41 Pages Posted: 24 Aug 2006
Date Written: August 2006
This study investigates whether the internal control requirements of Section 302 and Section 404 of the Sarbanes-Oxley Act of 2002 are related to improved earnings quality. Using unexpected total and current accruals as measures of earnings quality, I test the association of internal control weaknesses disclosed under both sections and unexpected accruals for the disclosure year. I find level that the absolute level of unexpected accruals increases in the year internal control weaknesses are disclosed. This is consistent with an increase in earnings quality and suggests that in the internal control weaknesses disclosure year, management reverses, voluntarily or at the auditor's request, prior accruals that were too large. Comparing Sections 302 and 404 disclosures, I find that the magnitude of unexpected accruals is larger for Section 302 disclosures, implying that the nature and significance of the problems might more severe for Section 302 disclosures. For companies reporting an effective internal control in their Section 404 report, I find a decrease in the magnitude of unexpected accruals in the year of their first report. This result suggests that because of Section 404 formal internal control assessment process, firms improved their internal control and/or auditor increased their audit effort, resulting in management booking smaller accruals for events and transactions occurring in that year. Overall, my results suggest that the Sarbanes-Oxley Act internal control requirements resulted in an improved earnings quality.

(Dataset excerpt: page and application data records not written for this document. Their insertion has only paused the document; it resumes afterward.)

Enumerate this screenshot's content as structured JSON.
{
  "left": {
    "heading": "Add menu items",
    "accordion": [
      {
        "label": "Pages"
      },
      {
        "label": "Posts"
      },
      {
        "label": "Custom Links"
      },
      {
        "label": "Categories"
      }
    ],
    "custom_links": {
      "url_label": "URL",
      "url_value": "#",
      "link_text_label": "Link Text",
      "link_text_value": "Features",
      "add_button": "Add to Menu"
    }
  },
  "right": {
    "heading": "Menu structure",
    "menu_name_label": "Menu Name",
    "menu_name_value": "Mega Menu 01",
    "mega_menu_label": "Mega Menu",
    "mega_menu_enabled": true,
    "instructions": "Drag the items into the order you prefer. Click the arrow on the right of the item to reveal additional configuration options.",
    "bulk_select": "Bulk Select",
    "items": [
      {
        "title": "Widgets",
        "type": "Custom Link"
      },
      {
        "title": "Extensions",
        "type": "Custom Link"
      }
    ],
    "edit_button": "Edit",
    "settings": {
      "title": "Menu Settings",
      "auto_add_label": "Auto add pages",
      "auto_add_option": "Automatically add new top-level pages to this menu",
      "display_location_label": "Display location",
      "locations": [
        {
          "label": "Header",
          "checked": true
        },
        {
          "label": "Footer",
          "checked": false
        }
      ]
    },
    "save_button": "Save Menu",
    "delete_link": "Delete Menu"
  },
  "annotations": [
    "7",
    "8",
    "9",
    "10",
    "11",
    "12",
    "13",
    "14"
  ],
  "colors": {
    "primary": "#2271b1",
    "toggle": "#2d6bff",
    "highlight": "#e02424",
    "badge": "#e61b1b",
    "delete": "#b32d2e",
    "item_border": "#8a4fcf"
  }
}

Keywords: Internal controls, Unexpected accruals, Earnings quality, Auditing, Sarbanes-Oxley Act
JEL Classification: M49, M41, M43, M45, G34, K22, G18, G38
Suggested Citation: Suggested Citation